Recommendations concerning wheat disease
As temperatures rise and winter wheat begins to break dormancy, a university specialist and Syngenta recommend growers keep a close eye on their crops to identify early signs of disease that may reduce grain quality and yield potential.
Due to the unusually long winter and late-arriving spring, wheat will likely move more quickly through growth stages as it reacts to more consistent temperature warm-ups, according to Brian Norton, Syngenta agronomic service representative in Kansas. Now that there will be fewer cold snaps that cause setbacks, it is important to scout fields early and often for potential pest outbreaks. Wheat plants determine maximum yield potential early in the developmental process, so it is especially important to eliminate potential disease threats and ensure a healthy start.
“Wheat plants determine the maximum number of potential spikelets per head at Feekes Growth Stages (FGS) 4 and 5, which is a key component for determining maximum yield potential,” Norton said. “It is important at this stage to make sure wheat is not being stressed by diseases and is utilizing water and nutrients as efficiently as possible.”
Some early-season diseases to watch for this spring include powdery mildew and tan spot in the northern states; leaf rust in the Pacific Northwest; and stripe rust in the South. These diseases can devastate wheat fields and may reduce yields.

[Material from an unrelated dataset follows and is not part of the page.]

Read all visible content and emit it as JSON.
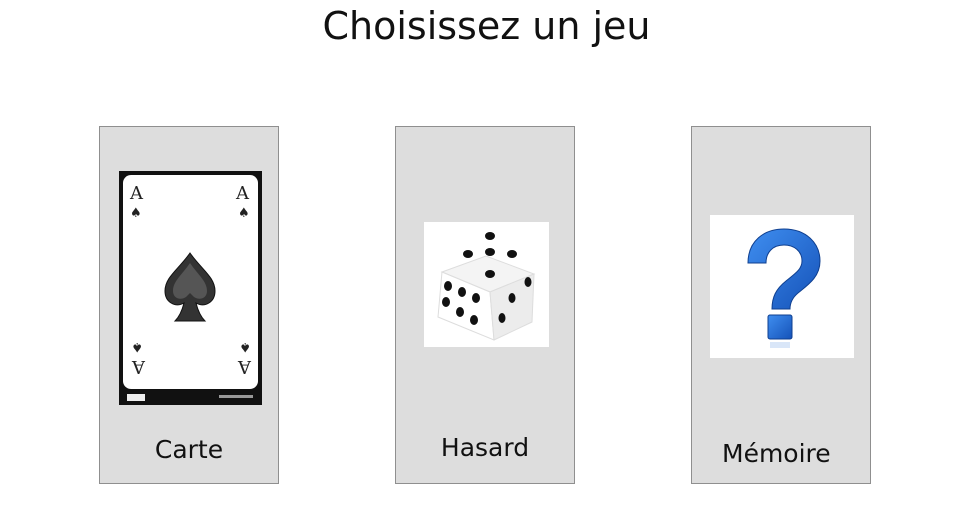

Syngenta urges growers to proactively manage these diseases. An application of the right fungicide helps safeguard wheat against the yield-robbing diseases mentioned and Septoria. Wheat plants can maintain green leaves longer, improving plant quality and maximizing yield at harvest. Killing disease spores and providing residual protection has to be the goal.
Syngenta promotes the use of its Quilt Xcel, which has two modes of action for both preventive and curative disease control, to help manage wheat diseases throughout the season.

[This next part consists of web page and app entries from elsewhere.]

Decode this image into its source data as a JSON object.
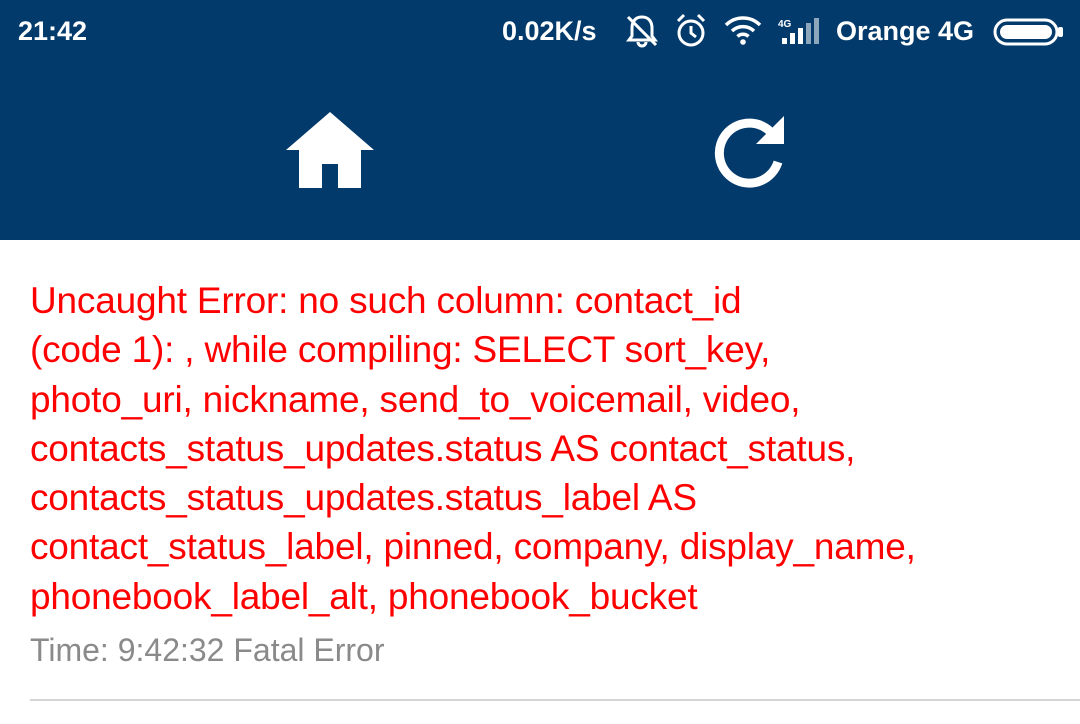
{
  "status_bar": {
    "time": "21:42",
    "network_speed": "0.02K/s",
    "carrier": "Orange 4G",
    "icons": [
      "bell-muted-icon",
      "alarm-icon",
      "wifi-icon",
      "signal-icon",
      "battery-icon"
    ]
  },
  "toolbar": {
    "color": "#023a6b",
    "home_icon": "home-icon",
    "refresh_icon": "refresh-icon"
  },
  "error": {
    "message": "Uncaught Error: no such column: contact_id\n(code 1): , while compiling: SELECT sort_key,\nphoto_uri, nickname, send_to_voicemail, video,\ncontacts_status_updates.status AS contact_status,\ncontacts_status_updates.status_label AS\ncontact_status_label, pinned, company, display_name,\nphonebook_label_alt, phonebook_bucket",
    "meta": "Time: 9:42:32 Fatal Error",
    "color": "#ff0000"
  }
}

According to Gene Milus, plant pathologist at the University of Arkansas, an early-season fungicide application can be a cost effective way to manage stripe rust pathogens that overwinter in wheat. Controlling stripe rust early reduces the spread of infection to other plants and fields, keeps the pathogen population size low and allows time for resistance to be expressed in adult plants.
In addition to applying a preventive fungicide industry experts offer the following recommendations to help minimize potential threats from early-season diseases.
A good indicator that wheat may need extra protection is the level of disease presence in states located to the south. Many diseases can spread through windblown spores, so being aware of conditions further south can inform growers if and when to take preventive action.
“Now is the time that we begin paying attention to what is happening in states to the south,” said Erick De Wolf, wheat extension pathologist at Kansas State University. “For us, the first indication that we may experience stripe rust or leaf rust pressure is if we hear reports from Texas or Oklahoma. When they start having problems, we take that as a warning.”
Scout early and often
Scouting fields early allows growers the chance to take action at the first sign of disease. “I recommend growers start scouting their fields early and continue throughout the entire season,” said Jill Herold, Syngenta agronomic service representative in Montana. “It is much easier to prevent diseases than try to control them once they are already present in the field.”
When scouting for disease, pay close attention to the top and bottom of the leaves of the wheat plant. Powdery mildew infections will look like small, irregular or circular gray-white spots on leaves at flowering. Signs of stripe rust include small, yellow or orange blister-like lesions, also known as pustules. Leaf rust infections will take the shape of small, round or oval raised orange-red pustules on leaf surfaces. To view images of these diseases, visit Tools to Grow More Wheat an agronomic resource page. Areas that are experiencing a cool, wet spring are especially at risk for disease infection. As always in working with growers, agronomists and consultants should be suspicious of an infection and send a tissue sample to a plant disease diagnostic clinic.
Following a colder than normal winter, it is important to keep wheat healthy as it will likely experience a reduced developmental period. Being proactive and keeping a close eye on wheat helps avoid playing catch-up later.